§ **The task**: Looking at the listing below, give the number of lines in which the string "malls" appears, and add nothing else.

§ **Stored data**:
■ ■ ■ ■ ■ ■ ■

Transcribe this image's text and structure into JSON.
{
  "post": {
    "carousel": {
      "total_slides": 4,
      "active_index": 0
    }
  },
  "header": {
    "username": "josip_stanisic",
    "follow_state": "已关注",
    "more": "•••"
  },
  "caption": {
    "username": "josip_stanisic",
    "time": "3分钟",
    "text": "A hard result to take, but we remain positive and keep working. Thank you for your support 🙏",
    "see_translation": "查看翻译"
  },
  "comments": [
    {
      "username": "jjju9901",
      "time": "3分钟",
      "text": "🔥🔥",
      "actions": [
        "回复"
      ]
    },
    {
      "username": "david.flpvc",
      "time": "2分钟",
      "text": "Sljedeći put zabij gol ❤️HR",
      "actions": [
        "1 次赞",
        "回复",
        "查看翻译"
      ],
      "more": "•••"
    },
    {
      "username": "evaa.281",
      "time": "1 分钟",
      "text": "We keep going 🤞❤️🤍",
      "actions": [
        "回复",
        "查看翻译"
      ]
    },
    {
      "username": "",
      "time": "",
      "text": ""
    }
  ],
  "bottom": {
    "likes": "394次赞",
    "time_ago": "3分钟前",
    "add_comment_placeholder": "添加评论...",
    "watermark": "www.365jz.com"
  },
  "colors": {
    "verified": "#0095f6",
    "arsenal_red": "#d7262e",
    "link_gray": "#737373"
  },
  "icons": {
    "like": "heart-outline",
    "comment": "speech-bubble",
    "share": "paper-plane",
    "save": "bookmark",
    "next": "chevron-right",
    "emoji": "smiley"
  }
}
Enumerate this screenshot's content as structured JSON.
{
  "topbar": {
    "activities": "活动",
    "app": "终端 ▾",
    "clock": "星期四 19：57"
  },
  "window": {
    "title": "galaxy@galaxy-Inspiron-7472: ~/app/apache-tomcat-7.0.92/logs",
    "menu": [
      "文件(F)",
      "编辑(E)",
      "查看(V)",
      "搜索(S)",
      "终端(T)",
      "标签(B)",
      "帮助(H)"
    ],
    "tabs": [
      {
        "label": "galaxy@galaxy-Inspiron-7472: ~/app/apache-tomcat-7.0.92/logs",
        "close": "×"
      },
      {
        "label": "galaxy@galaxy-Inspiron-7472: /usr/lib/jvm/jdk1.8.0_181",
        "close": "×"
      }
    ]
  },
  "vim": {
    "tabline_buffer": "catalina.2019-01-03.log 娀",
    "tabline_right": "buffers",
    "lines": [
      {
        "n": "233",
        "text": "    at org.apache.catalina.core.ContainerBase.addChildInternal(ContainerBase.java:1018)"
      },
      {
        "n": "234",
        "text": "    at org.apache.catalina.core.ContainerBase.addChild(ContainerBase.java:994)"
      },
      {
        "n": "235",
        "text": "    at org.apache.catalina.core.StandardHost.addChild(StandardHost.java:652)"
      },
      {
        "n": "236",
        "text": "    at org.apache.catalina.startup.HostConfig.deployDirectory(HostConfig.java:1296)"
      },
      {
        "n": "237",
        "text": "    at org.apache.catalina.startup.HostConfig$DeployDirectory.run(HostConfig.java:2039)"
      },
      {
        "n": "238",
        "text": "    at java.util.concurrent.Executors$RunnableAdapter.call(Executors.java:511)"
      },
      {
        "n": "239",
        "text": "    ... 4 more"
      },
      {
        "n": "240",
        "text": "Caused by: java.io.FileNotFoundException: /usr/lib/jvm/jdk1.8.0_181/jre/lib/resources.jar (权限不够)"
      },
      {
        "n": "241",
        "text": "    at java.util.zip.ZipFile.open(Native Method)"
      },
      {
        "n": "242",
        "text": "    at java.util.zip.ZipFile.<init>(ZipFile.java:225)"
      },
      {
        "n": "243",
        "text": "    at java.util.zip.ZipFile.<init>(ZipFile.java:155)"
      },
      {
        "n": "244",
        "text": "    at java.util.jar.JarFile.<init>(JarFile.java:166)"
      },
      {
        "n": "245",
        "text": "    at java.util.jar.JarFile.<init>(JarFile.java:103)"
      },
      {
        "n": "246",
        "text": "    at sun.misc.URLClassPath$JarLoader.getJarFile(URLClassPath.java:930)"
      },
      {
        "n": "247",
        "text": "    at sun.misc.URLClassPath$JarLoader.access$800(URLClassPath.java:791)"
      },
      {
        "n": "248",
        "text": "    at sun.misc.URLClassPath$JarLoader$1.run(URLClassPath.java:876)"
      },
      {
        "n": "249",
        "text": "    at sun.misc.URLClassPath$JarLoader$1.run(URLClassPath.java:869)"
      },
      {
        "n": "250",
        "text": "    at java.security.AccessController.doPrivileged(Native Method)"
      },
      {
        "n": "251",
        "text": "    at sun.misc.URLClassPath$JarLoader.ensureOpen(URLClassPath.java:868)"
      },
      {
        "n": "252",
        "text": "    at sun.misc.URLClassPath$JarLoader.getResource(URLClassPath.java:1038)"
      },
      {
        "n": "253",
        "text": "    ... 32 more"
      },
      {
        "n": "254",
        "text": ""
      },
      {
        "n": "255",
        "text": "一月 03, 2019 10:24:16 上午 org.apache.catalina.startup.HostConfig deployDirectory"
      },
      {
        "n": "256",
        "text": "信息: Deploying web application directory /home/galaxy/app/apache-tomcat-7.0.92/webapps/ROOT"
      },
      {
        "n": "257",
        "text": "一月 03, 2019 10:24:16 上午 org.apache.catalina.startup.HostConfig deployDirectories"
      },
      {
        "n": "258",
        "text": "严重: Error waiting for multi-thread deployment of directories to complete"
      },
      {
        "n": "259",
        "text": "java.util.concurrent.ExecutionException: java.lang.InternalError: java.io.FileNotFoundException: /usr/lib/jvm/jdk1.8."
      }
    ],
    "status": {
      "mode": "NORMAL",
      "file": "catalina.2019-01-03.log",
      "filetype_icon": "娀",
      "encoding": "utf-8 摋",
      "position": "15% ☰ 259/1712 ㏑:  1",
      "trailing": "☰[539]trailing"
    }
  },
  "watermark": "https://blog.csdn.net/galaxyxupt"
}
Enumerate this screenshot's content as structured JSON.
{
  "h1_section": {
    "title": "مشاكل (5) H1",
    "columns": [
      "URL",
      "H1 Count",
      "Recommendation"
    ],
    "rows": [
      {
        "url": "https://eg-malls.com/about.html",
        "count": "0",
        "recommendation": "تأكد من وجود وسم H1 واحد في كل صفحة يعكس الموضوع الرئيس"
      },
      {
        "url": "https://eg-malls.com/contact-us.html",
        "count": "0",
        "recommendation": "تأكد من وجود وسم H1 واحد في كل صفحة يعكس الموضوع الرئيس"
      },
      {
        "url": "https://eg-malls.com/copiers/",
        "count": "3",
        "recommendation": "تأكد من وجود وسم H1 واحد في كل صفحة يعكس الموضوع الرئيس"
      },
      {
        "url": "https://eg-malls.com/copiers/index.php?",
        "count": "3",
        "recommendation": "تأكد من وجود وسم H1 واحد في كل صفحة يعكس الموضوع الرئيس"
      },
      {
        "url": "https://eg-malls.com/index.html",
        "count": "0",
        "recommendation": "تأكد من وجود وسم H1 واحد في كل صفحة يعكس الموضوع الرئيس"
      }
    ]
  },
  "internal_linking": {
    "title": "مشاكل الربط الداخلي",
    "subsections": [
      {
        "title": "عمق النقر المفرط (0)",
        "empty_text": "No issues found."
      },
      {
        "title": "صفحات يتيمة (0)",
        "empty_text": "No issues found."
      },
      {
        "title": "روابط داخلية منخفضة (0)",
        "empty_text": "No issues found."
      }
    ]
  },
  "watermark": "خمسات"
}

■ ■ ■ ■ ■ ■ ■

§ **Response to this task**: 5